Jonathan Bernstein’s analysis on the rationality of ignorance should be heeded by those who rail on poor science literacy:
Anyway, it’s worth noting that in all of these cases, I don’t mean to draw any negative conclusions about American voters. I don’t think they’re stupid. I just think that people have a lot of other interests besides the minutia of politics and public policy. There’s nothing wrong with that; indeed, it’s in most cases very smart to use shortcuts such as political party and other opinion leaders to substitute for detailed study of public policy…
Think of it this way: when you need to buy a home appliance, you probably wind up spending a bit of time and effort researching it — although that might come down to “ask a friend who has proved reliable on these things in the past” rather than a careful start-from-scratch approach. But if you get a marketing survey about washer/dryers today and you’ve never thought about them before or haven’t for a decade, you might well give some awfully foolish answers if you do decide to answer their questions. That doesn’t make you stupid, and doesn’t make you ignorant in that pejorative sense. It’s just that you don’t travel around the world with ready-made, carefully-researched, intelligent things to say about home appliances. [Emphasis added–PK]

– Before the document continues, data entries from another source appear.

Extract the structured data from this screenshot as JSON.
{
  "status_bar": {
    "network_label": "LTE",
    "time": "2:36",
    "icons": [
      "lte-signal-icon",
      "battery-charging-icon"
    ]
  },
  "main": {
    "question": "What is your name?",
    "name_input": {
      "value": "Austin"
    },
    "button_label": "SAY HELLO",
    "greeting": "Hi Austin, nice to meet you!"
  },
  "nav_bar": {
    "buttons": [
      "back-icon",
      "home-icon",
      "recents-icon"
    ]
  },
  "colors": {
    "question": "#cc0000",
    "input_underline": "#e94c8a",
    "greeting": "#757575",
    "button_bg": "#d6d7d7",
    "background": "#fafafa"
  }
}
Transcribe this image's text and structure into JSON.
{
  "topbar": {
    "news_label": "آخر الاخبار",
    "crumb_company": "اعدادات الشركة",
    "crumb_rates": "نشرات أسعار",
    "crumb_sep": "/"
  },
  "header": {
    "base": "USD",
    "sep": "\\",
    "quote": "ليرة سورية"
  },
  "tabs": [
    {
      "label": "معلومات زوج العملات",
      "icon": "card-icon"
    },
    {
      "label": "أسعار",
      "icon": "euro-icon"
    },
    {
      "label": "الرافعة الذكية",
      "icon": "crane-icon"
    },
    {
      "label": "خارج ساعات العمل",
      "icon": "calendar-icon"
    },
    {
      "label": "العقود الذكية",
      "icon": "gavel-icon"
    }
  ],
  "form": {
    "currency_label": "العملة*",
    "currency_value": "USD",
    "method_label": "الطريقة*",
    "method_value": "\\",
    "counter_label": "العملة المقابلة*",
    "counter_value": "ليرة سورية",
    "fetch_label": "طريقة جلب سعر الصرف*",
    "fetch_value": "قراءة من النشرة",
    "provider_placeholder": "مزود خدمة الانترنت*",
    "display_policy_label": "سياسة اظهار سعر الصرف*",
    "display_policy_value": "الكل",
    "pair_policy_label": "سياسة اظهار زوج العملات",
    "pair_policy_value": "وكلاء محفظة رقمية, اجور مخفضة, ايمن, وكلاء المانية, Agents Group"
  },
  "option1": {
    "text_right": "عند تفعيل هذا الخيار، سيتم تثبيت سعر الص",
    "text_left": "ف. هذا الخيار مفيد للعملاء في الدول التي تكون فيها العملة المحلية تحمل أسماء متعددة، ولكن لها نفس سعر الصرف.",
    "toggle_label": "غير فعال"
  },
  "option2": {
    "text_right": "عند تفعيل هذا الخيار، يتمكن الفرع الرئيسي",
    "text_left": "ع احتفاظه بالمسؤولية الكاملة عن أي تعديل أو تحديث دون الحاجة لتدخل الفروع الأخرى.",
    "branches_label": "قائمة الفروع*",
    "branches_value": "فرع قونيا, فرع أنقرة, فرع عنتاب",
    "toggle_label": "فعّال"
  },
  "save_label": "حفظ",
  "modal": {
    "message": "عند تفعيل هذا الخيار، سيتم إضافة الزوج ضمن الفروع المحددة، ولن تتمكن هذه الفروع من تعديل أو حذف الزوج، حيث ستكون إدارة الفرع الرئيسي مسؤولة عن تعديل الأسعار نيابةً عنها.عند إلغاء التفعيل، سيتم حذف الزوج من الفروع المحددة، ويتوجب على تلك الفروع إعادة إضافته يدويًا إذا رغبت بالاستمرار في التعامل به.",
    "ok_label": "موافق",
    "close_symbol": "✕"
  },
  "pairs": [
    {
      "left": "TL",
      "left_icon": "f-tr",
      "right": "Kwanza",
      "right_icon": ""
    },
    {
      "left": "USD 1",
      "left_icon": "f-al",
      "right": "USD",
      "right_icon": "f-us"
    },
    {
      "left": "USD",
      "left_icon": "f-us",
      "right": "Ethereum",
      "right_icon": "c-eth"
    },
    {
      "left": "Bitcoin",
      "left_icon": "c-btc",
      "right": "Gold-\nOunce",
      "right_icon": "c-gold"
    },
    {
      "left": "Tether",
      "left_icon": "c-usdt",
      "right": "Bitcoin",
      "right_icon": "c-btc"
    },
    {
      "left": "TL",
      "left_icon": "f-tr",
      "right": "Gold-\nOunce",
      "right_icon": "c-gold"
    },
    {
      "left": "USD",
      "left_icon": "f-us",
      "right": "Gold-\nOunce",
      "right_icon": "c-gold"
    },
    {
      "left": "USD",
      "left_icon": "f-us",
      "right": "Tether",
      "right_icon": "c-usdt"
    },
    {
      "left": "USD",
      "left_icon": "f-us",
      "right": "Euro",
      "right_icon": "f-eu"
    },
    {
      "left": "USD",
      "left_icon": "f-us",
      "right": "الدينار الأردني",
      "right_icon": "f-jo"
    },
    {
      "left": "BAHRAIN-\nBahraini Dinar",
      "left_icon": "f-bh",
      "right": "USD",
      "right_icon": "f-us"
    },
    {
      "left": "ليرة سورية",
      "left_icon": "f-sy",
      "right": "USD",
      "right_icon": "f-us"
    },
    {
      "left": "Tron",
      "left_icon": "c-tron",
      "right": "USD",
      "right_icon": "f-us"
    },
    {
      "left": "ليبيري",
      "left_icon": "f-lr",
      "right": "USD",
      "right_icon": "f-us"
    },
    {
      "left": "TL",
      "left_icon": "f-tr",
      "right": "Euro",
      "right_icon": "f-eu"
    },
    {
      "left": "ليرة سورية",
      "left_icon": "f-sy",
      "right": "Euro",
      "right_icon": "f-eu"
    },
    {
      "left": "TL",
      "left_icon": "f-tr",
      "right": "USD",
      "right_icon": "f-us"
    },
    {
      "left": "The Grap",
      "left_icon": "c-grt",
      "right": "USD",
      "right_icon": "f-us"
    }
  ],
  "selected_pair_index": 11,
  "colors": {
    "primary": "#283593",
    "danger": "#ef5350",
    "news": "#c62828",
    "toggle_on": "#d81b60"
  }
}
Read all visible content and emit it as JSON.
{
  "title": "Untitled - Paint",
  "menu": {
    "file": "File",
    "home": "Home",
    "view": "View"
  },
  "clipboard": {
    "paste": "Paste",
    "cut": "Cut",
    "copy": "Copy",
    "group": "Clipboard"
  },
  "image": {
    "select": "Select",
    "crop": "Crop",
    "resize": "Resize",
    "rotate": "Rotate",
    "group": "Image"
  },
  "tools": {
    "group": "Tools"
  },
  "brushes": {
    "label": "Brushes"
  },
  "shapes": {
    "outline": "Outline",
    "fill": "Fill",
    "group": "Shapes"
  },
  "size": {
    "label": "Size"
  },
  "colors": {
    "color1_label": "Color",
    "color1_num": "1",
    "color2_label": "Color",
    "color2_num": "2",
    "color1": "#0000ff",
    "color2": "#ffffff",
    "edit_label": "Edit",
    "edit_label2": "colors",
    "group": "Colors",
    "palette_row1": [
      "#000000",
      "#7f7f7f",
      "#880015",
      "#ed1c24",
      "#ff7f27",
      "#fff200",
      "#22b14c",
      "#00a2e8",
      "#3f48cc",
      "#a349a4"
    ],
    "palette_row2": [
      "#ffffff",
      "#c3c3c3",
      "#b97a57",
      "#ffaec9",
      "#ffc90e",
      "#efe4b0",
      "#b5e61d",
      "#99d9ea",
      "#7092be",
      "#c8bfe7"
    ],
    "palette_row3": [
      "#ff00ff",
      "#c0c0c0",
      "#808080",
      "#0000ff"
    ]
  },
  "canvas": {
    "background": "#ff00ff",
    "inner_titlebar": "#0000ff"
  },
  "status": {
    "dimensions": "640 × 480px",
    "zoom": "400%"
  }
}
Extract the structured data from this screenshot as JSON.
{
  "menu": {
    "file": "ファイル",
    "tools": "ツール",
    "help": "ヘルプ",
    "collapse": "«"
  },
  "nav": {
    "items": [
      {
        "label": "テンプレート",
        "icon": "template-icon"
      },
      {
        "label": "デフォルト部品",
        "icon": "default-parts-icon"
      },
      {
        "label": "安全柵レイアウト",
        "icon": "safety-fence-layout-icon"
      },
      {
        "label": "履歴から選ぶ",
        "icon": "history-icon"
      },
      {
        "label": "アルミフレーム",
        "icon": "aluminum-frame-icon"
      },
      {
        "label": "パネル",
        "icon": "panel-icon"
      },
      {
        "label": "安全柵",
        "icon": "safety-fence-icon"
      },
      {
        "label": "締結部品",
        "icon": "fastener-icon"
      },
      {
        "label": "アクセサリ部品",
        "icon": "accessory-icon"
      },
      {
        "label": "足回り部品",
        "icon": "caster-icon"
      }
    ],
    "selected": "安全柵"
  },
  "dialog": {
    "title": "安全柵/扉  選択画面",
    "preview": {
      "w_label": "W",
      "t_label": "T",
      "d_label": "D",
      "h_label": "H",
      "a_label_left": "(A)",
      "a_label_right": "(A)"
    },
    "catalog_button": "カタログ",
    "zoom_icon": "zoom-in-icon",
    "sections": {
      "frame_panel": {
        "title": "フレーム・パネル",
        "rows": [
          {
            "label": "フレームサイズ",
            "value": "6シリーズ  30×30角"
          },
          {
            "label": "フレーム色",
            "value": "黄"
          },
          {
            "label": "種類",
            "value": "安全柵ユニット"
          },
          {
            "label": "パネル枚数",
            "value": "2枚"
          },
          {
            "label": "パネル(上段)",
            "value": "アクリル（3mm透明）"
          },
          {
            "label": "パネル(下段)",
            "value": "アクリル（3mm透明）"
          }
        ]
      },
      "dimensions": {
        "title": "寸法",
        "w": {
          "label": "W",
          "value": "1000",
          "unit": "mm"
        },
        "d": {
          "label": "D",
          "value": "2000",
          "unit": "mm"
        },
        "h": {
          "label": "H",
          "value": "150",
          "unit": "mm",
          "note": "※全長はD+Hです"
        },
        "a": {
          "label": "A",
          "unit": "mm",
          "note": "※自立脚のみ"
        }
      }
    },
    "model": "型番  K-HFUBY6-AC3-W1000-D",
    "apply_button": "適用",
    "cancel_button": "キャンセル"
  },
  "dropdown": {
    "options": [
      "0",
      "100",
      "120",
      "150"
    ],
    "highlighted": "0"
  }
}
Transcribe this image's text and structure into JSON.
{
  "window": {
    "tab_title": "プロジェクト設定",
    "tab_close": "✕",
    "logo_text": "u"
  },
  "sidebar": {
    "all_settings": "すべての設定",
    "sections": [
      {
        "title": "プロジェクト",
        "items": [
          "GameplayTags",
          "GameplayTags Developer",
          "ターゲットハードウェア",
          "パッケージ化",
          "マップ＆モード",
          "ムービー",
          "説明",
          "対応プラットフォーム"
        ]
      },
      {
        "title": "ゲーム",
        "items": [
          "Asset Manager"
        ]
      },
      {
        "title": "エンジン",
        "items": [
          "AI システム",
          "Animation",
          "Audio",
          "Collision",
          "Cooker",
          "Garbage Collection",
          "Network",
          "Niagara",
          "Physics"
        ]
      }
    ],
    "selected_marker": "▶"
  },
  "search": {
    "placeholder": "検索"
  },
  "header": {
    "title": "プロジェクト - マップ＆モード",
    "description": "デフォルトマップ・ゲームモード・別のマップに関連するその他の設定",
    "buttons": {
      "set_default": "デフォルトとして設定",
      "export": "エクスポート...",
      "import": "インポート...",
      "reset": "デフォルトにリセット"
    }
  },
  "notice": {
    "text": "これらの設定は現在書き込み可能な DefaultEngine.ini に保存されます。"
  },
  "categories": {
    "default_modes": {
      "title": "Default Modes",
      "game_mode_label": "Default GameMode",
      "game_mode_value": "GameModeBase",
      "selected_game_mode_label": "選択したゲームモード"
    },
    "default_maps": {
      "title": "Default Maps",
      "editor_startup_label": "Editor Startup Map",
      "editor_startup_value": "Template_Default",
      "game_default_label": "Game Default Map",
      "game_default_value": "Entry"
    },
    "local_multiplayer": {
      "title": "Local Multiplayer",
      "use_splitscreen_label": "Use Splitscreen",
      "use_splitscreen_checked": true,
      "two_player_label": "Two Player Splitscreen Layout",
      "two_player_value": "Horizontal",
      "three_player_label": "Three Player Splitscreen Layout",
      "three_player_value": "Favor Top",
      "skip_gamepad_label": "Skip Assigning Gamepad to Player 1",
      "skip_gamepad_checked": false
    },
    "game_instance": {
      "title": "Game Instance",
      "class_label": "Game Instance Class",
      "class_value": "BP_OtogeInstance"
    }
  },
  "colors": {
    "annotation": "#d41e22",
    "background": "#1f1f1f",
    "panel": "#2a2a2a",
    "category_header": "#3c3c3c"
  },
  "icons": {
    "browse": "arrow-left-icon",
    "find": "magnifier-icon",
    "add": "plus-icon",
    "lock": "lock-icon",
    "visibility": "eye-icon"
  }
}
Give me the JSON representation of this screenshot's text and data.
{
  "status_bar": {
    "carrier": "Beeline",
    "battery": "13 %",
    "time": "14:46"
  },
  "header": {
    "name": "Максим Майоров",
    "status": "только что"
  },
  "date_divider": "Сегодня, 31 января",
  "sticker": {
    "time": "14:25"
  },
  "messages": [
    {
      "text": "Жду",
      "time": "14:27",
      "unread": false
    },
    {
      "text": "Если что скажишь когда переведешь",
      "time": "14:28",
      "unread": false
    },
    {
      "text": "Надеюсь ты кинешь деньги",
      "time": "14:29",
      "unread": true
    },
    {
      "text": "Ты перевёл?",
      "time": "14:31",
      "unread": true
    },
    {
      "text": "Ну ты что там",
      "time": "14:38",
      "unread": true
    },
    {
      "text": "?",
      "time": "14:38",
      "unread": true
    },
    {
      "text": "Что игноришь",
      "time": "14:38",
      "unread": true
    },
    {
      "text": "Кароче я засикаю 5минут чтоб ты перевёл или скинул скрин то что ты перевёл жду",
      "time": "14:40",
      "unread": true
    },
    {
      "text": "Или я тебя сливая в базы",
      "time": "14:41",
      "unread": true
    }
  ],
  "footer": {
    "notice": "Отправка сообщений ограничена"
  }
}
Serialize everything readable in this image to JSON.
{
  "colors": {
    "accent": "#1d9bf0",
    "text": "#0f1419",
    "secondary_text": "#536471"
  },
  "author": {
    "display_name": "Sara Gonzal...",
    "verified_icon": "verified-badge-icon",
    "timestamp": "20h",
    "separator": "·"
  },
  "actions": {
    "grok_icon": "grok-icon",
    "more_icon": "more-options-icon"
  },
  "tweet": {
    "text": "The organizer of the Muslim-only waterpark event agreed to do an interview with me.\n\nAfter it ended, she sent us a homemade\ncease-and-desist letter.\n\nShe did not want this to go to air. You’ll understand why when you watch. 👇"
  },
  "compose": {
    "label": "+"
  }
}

Hopefully someday we’ll see that people ignore science not because they are anti-science or ignorant, but because they have more interesting things to care about.